» **Task objective**
Copy the listing as it is written, and leave each picture out.

--- START ---

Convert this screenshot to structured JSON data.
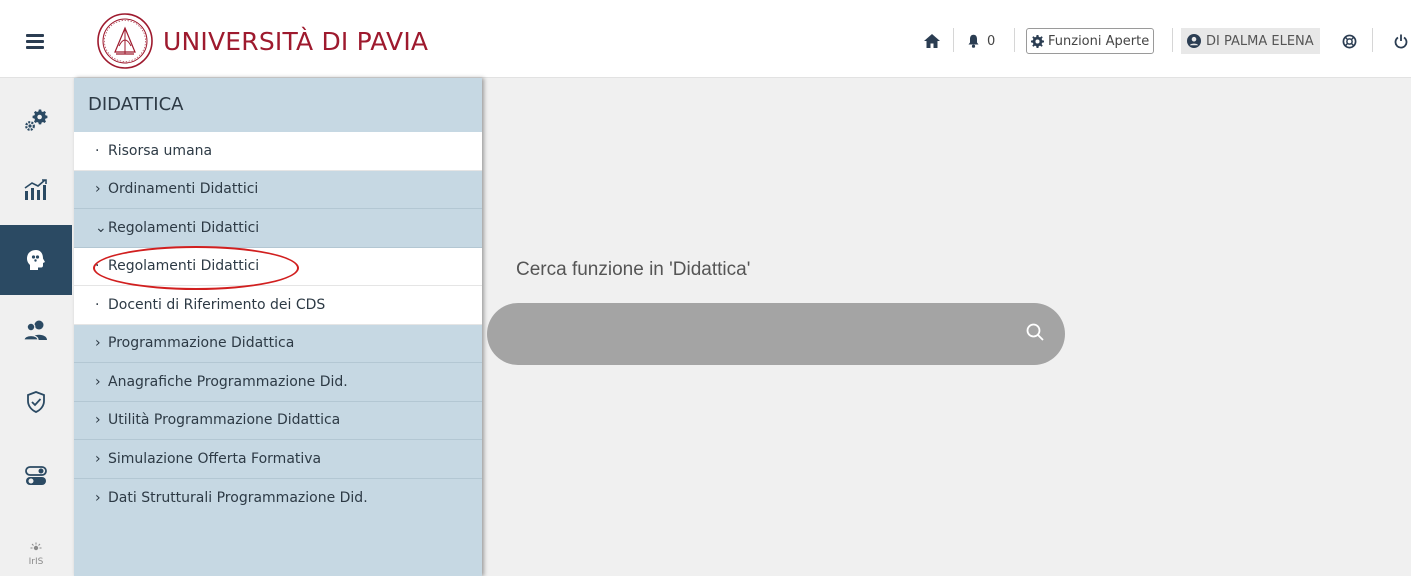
{
  "header": {
    "brand": "UNIVERSITÀ DI PAVIA",
    "notifications_count": "0",
    "funzioni_label": "Funzioni Aperte",
    "user_name": "DI PALMA ELENA"
  },
  "rail": {
    "items": [
      "gears-icon",
      "chart-icon",
      "head-icon",
      "users-icon",
      "shield-check-icon",
      "toggles-icon",
      "iris-icon"
    ],
    "active_index": 2
  },
  "panel": {
    "title": "DIDATTICA",
    "items": [
      {
        "marker": "·",
        "label": "Risorsa umana"
      },
      {
        "marker": "›",
        "label": "Ordinamenti Didattici"
      },
      {
        "marker": "⌄",
        "label": "Regolamenti Didattici"
      },
      {
        "marker": "·",
        "label": "Regolamenti Didattici"
      },
      {
        "marker": "·",
        "label": "Docenti di Riferimento dei CDS"
      },
      {
        "marker": "›",
        "label": "Programmazione Didattica"
      },
      {
        "marker": "›",
        "label": "Anagrafiche Programmazione Did."
      },
      {
        "marker": "›",
        "label": "Utilità Programmazione Didattica"
      },
      {
        "marker": "›",
        "label": "Simulazione Offerta Formativa"
      },
      {
        "marker": "›",
        "label": "Dati Strutturali Programmazione Did."
      }
    ]
  },
  "search": {
    "title": "Cerca funzione in 'Didattica'",
    "value": ""
  },
  "colors": {
    "brand": "#9e1a2e",
    "panel_bg": "#c6d8e3",
    "rail_active": "#2b4a63",
    "highlight_circle": "#d11f1f",
    "search_bg": "#a4a4a4"
  }
}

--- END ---

» **Completed task**
Convert this screenshot to structured JSON data.
{
  "header": {
    "brand": "UNIVERSITÀ DI PAVIA",
    "notifications_count": "0",
    "funzioni_label": "Funzioni Aperte",
    "user_name": "DI PALMA ELENA"
  },
  "rail": {
    "items": [
      "gears-icon",
      "chart-icon",
      "head-icon",
      "users-icon",
      "shield-check-icon",
      "toggles-icon",
      "iris-icon"
    ],
    "active_index": 2
  },
  "panel": {
    "title": "DIDATTICA",
    "items": [
      {
        "marker": "·",
        "label": "Risorsa umana"
      },
      {
        "marker": "›",
        "label": "Ordinamenti Didattici"
      },
      {
        "marker": "⌄",
        "label": "Regolamenti Didattici"
      },
      {
        "marker": "·",
        "label": "Regolamenti Didattici"
      },
      {
        "marker": "·",
        "label": "Docenti di Riferimento dei CDS"
      },
      {
        "marker": "›",
        "label": "Programmazione Didattica"
      },
      {
        "marker": "›",
        "label": "Anagrafiche Programmazione Did."
      },
      {
        "marker": "›",
        "label": "Utilità Programmazione Didattica"
      },
      {
        "marker": "›",
        "label": "Simulazione Offerta Formativa"
      },
      {
        "marker": "›",
        "label": "Dati Strutturali Programmazione Did."
      }
    ]
  },
  "search": {
    "title": "Cerca funzione in 'Didattica'",
    "value": ""
  },
  "colors": {
    "brand": "#9e1a2e",
    "panel_bg": "#c6d8e3",
    "rail_active": "#2b4a63",
    "highlight_circle": "#d11f1f",
    "search_bg": "#a4a4a4"
  }
}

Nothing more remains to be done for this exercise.